Saturday, August 6, 2011

7 Reactions to Parkinson’s Disease

“No question, you have Parkinson’s disease.” The neurologist casually mumbled the words like someone commenting on the weather. I just stared for a moment, then put on my best “I can deal with this” smile and said, “Okay.” Inside I was reviewing mental snapshots of my father’s free fall towards total disability with the same scourge. At the same time I was fast-forwarding to how I will tell my family, the team at work, friends and colleagues about a disease that will get worse.

What do you do when life takes a wrong turn? The sudden death of a loved one? A traumatic accident for which you are responsible? The devastating discovery that you have an incurable disease? Or any serious situation that leaves you feeling like you hit a wall?
Many if not all of us simply REACT. As with most who read this blog, life has been more charmed than marred. But, as is apparent from this blog, PD has presented some challenges. These have often left me in one of seven reaction modes.

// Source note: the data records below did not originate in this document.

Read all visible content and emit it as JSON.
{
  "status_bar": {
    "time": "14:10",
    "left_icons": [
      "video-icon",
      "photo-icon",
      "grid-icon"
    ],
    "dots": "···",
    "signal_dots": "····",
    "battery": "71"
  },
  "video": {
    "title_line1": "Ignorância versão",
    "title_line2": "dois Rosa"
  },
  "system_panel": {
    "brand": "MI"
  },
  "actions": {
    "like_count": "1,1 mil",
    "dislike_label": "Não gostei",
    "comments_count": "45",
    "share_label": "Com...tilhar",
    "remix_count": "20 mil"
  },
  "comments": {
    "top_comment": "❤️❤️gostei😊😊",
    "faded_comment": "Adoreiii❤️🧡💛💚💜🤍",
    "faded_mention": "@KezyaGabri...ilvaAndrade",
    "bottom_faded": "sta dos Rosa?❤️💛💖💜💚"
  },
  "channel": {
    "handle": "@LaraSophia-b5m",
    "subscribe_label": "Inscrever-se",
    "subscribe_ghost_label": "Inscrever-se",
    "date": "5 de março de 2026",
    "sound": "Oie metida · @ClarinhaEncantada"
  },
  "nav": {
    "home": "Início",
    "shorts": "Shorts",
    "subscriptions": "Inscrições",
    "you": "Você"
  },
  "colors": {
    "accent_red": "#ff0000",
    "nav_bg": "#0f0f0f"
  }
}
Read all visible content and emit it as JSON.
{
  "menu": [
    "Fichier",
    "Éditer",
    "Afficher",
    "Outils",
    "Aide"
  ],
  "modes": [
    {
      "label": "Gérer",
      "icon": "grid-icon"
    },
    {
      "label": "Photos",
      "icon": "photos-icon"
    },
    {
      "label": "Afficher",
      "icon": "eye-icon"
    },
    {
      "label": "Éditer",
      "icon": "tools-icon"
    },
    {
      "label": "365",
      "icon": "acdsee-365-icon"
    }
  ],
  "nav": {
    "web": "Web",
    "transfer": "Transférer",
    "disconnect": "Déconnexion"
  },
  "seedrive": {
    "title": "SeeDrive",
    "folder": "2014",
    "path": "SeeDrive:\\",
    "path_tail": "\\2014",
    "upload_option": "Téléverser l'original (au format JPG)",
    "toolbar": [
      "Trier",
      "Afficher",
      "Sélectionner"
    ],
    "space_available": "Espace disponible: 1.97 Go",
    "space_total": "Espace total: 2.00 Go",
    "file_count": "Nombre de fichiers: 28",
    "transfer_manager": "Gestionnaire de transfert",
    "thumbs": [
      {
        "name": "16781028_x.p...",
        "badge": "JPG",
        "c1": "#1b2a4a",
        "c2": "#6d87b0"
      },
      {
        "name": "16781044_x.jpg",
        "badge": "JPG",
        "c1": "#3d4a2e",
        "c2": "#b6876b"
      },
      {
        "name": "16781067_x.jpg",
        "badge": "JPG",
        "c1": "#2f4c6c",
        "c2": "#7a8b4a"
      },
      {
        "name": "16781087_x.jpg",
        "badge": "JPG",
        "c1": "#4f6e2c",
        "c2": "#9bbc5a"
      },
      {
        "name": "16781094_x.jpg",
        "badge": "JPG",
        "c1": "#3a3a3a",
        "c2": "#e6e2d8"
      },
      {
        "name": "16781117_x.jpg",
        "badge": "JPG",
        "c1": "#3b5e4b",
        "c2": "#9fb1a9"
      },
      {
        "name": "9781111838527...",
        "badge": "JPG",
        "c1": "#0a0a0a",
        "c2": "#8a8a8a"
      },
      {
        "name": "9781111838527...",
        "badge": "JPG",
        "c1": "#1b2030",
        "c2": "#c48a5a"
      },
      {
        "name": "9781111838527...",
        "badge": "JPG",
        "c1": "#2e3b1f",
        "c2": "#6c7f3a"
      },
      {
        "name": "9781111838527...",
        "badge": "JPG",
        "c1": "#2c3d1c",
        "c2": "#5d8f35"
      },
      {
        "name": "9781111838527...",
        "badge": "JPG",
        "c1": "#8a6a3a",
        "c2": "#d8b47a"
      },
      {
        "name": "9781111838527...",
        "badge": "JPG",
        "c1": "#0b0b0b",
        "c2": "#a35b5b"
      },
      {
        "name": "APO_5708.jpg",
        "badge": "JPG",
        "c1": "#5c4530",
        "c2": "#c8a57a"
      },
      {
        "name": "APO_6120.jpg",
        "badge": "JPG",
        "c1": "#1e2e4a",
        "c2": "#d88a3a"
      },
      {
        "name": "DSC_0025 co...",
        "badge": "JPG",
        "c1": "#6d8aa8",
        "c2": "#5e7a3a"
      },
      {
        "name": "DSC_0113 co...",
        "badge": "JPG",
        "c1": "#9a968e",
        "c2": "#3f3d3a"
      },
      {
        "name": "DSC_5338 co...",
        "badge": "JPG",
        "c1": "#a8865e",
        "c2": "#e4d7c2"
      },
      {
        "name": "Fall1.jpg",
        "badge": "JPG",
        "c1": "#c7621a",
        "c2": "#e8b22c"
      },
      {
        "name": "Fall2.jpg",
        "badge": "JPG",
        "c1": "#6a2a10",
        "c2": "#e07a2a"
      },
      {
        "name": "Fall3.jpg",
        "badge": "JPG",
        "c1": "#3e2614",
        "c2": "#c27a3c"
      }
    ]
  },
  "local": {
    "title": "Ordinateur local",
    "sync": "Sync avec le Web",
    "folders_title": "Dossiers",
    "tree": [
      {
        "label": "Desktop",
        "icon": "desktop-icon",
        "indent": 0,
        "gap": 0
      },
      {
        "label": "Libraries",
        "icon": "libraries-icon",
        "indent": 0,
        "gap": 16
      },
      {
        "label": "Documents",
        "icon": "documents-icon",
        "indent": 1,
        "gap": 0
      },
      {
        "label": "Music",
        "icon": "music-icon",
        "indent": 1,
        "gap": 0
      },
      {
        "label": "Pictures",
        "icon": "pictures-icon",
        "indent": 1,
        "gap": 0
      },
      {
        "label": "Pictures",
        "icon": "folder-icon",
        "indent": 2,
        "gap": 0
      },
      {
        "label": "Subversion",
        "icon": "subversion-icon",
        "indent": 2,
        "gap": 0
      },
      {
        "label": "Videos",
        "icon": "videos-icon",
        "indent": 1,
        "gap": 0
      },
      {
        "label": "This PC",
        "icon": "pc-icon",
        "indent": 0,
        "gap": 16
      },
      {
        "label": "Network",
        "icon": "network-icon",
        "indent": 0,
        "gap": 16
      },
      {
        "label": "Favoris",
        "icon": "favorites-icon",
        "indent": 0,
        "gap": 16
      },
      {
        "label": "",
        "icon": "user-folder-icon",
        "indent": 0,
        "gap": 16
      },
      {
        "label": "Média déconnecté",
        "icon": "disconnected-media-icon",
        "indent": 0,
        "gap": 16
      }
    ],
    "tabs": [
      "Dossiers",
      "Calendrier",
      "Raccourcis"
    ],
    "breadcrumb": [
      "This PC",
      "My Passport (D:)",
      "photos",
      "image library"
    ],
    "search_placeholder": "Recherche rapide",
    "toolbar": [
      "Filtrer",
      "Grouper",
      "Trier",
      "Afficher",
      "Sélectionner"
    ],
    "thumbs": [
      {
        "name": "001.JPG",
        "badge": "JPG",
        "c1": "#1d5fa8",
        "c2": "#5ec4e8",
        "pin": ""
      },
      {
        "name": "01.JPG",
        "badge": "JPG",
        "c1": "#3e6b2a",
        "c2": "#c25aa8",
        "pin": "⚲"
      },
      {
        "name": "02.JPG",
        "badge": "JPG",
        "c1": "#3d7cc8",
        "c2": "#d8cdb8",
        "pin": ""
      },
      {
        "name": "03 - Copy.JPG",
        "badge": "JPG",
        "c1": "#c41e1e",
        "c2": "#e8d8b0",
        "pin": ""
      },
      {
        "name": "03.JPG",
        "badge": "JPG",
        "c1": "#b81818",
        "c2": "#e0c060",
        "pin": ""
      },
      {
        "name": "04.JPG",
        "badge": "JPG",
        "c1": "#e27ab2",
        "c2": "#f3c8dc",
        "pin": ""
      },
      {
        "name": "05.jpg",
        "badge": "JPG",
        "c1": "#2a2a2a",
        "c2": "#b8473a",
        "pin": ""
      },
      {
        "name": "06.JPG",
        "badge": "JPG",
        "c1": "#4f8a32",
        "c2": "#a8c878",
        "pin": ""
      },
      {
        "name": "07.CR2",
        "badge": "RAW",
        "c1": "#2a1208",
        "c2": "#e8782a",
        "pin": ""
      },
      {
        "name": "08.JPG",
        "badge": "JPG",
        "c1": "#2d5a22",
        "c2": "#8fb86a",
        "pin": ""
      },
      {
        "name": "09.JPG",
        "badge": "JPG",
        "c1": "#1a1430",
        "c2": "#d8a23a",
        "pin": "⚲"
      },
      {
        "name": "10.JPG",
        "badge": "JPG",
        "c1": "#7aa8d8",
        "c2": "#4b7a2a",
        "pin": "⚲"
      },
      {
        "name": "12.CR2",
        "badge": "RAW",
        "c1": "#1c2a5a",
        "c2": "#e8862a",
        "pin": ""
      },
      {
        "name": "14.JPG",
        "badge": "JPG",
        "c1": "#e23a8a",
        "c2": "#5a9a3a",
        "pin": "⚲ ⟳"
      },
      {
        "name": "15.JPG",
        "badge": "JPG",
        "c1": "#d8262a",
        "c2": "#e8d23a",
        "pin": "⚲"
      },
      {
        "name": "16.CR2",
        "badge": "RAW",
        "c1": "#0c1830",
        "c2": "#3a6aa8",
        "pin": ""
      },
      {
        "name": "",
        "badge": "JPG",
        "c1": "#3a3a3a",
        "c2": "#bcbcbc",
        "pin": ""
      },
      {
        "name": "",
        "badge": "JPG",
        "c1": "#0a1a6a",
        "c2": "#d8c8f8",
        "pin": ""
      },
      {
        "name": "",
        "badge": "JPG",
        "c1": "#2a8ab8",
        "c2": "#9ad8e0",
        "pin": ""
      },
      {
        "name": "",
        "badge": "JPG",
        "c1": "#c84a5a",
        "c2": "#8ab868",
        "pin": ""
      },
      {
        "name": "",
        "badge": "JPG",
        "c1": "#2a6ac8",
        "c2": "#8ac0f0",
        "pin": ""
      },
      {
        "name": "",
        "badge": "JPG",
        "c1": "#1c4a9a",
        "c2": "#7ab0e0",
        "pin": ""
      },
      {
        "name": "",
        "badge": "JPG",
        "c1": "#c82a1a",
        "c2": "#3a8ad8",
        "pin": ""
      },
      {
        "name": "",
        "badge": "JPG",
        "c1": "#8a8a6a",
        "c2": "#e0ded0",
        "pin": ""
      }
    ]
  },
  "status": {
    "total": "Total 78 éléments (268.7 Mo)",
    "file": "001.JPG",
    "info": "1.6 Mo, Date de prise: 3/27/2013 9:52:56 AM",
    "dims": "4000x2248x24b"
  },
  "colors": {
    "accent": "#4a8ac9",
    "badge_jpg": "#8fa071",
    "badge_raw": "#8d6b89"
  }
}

Fight. Angry, I wanted to fight back. I did not know how or even why, but it seemed better than doing nothing. Somehow this feels like I regained some control that the disease had taken.

Retreat. Sad and misunderstood, I just wanted to be alone. Of course, this accomplished little except it allowed me to spiral down into self-pity. But it seemed better than watching the pity in others’ eyes.

Ignore. Some call it denial, but to me it was ignoring the fact that life after PD no longer held the same promise, the dreams disappeared or at least differed dramatically. Running from that reality seemed easier than the alternative.

Endure. Coming from a stoic, work-oriented genetic pool, my reaction was often to dig deep and persevere. Related to ignoring, the difference is one of focusing in rather than fleeing.

Negotiate. With the diagnosis, with myself, with God. “Why me?” “What if I was wrongly diagnosed?” “What must I do to be cured?” “Surely,” I thought, “there must be a mistake or some way out of this.”

Defend. Defensiveness was my most prevalent reaction. “Don’t worry about me, I can beat this,” I would think to myself. “Do not pigeonhole me. I am not disabled. I am fine.”

Surrender. Giving up. Resigned to a reality of decline. Although I do react this way at times, I cannot stay there for long both. It is not who I am or want to be. It is the ultimate loss.

These are all reactions. Although they may be “natural”, they are emotional not thoughtful responses. These reactions are places I visit but cannot live for long.

Where I have to put down roots, how I must deal with the disease, is in the acceptance of the diagnosis. I have concluded that my PD is not purposeless pain or purposeful punishment. To succeed at acceptance I need to recognize that I cannot do it alone. I need friends (the clue found in the first letter of each of the 7 reaction words). Friends and family are the foundation for escaping a routine of reaction.